In the kitchen, standing uneasily with his back to the outside door, cloth cap in hand, she found her father, and rushed to him. The cook at the table continued smoking her cigarette and reading the newspaper, seeing no evident reason to leave them undisturbed together.
“Ullo, moi precious. If on’y y’r mother c’d see yew naow,” he said in admiration after they embraced. He spoke in broad Suffolk dialect, and was wearing stout, hob-nailed boots, with his wiry legs in workmen’s trousers tied with straps below the knees and attached to workmanlike bicycle clips. He had cycled twenty miles in the dark to bring his daughter a gift in a heavy burlap sack.
“Oi brought yew some taters an’ vegibles an’ whatnot from moi own ‘lotment.
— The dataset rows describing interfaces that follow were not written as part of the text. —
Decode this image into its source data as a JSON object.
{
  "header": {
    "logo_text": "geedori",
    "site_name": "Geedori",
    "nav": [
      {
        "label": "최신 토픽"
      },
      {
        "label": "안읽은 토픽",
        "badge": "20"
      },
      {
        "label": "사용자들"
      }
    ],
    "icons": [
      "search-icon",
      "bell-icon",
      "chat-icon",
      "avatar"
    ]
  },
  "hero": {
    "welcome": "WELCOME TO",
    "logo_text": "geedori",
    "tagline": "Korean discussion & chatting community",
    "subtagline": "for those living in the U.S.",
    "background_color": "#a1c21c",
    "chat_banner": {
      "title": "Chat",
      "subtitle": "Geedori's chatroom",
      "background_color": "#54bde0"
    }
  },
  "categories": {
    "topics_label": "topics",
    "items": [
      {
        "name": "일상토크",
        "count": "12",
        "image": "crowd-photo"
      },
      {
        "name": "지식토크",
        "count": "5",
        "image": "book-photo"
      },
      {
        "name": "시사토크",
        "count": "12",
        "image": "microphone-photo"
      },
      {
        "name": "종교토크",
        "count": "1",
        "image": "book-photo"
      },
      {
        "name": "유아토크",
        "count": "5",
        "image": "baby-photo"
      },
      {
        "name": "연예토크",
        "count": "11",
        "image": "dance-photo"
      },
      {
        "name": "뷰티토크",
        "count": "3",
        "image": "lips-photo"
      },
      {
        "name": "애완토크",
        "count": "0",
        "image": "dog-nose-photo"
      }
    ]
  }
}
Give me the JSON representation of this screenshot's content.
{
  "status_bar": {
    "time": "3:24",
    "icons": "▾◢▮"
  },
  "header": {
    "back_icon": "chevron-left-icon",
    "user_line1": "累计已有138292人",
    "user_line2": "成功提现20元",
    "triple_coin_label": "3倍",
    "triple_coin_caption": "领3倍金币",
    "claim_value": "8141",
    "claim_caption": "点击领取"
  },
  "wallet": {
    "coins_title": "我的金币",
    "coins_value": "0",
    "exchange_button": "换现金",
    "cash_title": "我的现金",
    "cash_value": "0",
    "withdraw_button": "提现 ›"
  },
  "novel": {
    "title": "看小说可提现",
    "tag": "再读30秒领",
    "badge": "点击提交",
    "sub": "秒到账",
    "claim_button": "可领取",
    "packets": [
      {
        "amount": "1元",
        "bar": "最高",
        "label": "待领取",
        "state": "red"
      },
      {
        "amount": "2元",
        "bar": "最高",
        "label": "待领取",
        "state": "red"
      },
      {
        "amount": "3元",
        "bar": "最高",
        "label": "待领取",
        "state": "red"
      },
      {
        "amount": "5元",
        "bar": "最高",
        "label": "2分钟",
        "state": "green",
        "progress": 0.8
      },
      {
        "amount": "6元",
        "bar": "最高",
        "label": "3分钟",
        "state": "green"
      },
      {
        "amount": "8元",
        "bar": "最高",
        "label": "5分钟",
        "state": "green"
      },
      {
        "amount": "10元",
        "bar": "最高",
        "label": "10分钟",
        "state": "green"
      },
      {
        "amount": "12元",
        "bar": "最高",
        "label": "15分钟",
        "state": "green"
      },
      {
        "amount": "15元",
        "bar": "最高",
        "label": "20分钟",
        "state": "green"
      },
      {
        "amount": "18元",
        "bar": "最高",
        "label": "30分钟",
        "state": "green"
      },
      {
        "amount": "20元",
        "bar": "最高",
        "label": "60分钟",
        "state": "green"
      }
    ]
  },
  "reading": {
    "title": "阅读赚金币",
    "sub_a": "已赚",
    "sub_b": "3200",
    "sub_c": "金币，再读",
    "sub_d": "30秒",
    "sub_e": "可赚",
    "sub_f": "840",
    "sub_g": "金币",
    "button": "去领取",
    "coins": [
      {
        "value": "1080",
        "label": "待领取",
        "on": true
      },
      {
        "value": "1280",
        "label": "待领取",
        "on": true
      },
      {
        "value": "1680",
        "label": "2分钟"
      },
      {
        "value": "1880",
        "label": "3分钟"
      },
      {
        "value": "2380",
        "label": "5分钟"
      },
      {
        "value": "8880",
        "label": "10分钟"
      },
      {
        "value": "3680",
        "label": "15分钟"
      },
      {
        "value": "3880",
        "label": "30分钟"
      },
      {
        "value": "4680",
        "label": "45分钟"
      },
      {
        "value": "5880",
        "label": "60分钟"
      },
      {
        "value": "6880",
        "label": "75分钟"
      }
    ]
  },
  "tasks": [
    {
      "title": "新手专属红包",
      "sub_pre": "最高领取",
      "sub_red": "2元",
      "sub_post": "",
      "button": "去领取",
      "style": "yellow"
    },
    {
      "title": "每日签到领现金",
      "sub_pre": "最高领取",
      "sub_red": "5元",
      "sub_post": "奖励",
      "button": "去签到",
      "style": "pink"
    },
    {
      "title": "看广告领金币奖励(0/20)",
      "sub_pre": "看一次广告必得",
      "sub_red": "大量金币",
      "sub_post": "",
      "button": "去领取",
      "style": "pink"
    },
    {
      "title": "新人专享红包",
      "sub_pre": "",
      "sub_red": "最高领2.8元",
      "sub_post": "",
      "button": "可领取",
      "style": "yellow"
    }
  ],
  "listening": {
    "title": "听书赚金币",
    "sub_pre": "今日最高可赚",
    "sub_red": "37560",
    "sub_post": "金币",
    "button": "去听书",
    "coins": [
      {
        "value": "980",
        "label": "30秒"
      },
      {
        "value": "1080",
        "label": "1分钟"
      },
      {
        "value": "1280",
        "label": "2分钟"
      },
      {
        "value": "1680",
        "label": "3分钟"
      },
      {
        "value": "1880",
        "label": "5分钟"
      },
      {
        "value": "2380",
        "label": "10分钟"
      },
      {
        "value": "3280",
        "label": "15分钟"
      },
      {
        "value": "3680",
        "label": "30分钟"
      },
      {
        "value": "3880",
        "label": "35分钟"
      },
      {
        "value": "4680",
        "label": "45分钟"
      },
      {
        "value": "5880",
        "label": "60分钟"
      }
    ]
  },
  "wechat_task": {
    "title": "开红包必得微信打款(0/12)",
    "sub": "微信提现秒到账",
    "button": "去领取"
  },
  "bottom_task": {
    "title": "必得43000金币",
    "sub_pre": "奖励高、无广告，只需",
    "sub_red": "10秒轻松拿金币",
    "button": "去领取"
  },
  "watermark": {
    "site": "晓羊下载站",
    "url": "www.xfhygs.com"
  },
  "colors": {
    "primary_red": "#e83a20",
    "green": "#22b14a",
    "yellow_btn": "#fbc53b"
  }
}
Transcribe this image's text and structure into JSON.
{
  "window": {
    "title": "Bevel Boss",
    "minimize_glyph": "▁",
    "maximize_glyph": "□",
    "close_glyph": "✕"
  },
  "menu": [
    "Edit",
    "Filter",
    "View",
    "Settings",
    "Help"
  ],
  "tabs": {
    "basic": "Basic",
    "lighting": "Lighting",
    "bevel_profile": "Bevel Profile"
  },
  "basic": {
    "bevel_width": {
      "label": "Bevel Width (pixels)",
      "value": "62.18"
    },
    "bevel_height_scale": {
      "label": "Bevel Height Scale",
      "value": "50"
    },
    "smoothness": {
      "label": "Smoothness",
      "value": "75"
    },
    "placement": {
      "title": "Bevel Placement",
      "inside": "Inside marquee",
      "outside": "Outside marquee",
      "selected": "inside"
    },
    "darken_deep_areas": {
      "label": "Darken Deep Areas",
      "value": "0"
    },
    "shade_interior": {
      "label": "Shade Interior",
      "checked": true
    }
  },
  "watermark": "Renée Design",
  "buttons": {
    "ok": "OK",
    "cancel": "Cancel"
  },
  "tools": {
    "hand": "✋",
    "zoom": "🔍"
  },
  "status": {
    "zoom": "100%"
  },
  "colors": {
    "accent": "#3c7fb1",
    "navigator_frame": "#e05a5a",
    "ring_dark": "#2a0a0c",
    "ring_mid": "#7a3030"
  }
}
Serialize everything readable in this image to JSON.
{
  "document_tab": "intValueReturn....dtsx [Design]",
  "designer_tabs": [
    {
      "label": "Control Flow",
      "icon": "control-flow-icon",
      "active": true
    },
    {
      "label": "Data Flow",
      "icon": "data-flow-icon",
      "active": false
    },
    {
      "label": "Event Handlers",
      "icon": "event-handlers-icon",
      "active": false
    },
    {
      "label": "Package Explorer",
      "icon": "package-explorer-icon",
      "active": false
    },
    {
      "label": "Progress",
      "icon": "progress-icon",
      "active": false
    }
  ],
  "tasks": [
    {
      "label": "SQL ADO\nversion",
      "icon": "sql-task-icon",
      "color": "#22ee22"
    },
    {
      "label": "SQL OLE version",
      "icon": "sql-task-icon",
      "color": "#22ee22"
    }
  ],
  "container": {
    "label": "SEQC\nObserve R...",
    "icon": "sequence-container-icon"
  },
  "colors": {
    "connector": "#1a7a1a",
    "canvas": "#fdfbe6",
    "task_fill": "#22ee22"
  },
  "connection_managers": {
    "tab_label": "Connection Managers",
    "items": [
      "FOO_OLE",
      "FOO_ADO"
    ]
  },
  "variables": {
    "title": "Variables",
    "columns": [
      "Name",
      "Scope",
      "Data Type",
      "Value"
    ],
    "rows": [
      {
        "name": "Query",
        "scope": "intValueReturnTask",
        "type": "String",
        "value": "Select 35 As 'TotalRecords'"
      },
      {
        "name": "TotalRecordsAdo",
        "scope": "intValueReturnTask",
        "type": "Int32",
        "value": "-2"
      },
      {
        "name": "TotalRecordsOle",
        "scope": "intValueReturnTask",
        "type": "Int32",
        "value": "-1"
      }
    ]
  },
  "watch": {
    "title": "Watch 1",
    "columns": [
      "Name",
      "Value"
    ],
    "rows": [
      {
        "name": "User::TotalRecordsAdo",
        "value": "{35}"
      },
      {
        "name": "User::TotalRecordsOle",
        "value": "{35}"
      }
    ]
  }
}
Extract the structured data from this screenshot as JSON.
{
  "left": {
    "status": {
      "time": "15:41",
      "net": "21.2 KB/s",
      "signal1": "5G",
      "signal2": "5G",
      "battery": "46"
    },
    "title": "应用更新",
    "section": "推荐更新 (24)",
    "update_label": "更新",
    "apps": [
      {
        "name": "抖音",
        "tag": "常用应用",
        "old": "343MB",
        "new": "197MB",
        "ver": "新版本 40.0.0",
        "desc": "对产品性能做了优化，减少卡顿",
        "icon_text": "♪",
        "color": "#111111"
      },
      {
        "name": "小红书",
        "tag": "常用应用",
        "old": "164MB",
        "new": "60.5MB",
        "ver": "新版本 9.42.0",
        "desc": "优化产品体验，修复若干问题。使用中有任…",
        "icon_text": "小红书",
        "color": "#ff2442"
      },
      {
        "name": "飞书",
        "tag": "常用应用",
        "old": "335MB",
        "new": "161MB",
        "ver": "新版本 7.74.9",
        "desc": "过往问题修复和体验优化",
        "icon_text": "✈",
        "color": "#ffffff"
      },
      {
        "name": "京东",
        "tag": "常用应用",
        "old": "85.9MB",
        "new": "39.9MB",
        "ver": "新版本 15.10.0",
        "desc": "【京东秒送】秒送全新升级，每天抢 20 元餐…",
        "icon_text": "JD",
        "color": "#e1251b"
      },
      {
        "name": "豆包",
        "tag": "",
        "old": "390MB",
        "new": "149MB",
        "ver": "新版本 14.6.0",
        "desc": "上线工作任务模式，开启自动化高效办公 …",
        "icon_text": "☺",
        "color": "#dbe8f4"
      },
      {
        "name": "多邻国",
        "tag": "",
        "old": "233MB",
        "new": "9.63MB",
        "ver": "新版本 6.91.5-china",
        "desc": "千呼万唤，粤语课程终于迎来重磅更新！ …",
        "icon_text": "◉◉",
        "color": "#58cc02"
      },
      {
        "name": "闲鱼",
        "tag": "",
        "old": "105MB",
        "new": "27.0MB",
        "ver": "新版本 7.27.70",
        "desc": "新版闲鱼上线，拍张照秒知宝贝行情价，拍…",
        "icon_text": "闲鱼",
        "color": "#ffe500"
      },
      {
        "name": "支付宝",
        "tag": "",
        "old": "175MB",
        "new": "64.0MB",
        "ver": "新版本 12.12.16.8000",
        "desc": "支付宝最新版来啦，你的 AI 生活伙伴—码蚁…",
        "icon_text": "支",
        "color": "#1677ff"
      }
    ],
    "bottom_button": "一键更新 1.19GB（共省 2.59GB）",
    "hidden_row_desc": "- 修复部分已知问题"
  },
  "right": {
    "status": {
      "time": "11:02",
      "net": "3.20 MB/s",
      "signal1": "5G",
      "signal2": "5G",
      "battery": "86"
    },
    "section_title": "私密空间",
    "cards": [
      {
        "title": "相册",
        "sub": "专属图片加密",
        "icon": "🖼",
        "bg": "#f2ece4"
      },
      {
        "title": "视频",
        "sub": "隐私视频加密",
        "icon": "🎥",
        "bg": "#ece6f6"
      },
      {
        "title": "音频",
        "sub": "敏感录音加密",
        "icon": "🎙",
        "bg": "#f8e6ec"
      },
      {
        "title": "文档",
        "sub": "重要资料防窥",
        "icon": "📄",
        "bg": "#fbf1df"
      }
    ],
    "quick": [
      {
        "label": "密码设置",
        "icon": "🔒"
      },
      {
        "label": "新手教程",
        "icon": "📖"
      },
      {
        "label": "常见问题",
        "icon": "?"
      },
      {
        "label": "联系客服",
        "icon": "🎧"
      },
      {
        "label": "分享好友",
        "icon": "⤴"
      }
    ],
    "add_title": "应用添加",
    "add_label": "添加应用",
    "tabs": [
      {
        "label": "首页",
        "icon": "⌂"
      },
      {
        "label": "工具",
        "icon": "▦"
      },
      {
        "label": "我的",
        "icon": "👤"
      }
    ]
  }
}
P’r’aps your cook c’n use ‘em? “ The cook nodded, and went back to her paper.
“Yew’re arl roight ‘s long as yew’ve got y’r health an’ stren’th. Yew look arter yerself, gal.”
“I will, Dad.”
“Are yew happy, gal?”
“Yes, Dad, I am.”
“Then Oi c’n doy happy.”
“Don’t talk like that” she said, brushing away a tear. “You have years to go yet. “
“Oi’m gettin’ on, but if’n the good Lord wills it, it’ll be toime to go. Trust in Him, gal.”
“I will, Dad. Promise.” Soon thereafter, he was homeward bound on his beloved old Alldays tradesman’s bicycle, bought second-hand from a tobacconist decades before, carefully maintained and still resplendent in its shiny black enamel. He left reassured by his daughter’s appearance and impressed by her new status in the world as an employee of a store that catered to the ‘best’ people, to ‘gentlefolk’.
That status of Gracie’s was the subject of a conversation between Arthur Blake and his mother, with whom he shared a small terraced home on the outskirts of Lowestoft. Arthur had by now met Gracie several times at Anstruther’s, not enough to excite more than a mild curiosity, but their walks together across the common and along the beach, had their workmates known of these, would have been worthy of idle gossip. On the first of these walks, on a day that promised an early spring, she had told him at the beach that she had “a young man” she was very fond of, whom she had known since their schooldays. He was working in London, and wanted to ‘join up’ in order to become a pilot in the Royal Air Force, now that what the American press had derisively referred to as the “phony war” threatened to come to an end, and Hitler was poised to strike further into western Europe. The free peoples of Belgium, the Netherlands, and France were in his way. The disclosure of the existence of a sweetheart, and his own growing realization that Lowestoft, a Navy port, was vulnerable to Nazi aggression, appeared not to deter Arthur in his quest for Gracie at all. He had in his character what Gracie had come to recognize as a naive parochialism that he shared with so many of his fellow-citizens, a complacent satisfaction with himself and his place in the world, despite the louring storm-clouds of war. This deficiency, Gracie saw intuitively, was due to a dispiriting lack of imagination. To be fair to Arthur, he was probably aware of Gracie’s own shortcomings, too. She was young, pretty, moody, and impressionable, and the sight of her ‘young man’ in uniform had turned the head of many a young girl before her. She might grow out of her adolescent fantasizing, he reasoned. The boy might even—but he quickly dismissed the idea as unworthy—be killed in a flying accident. He thought of his own attractiveness to her: a young man barely ten years older than she was, a house he would inherit, a good job and a pension, and every expectation of further promotion. Yet his mother did not approve of her.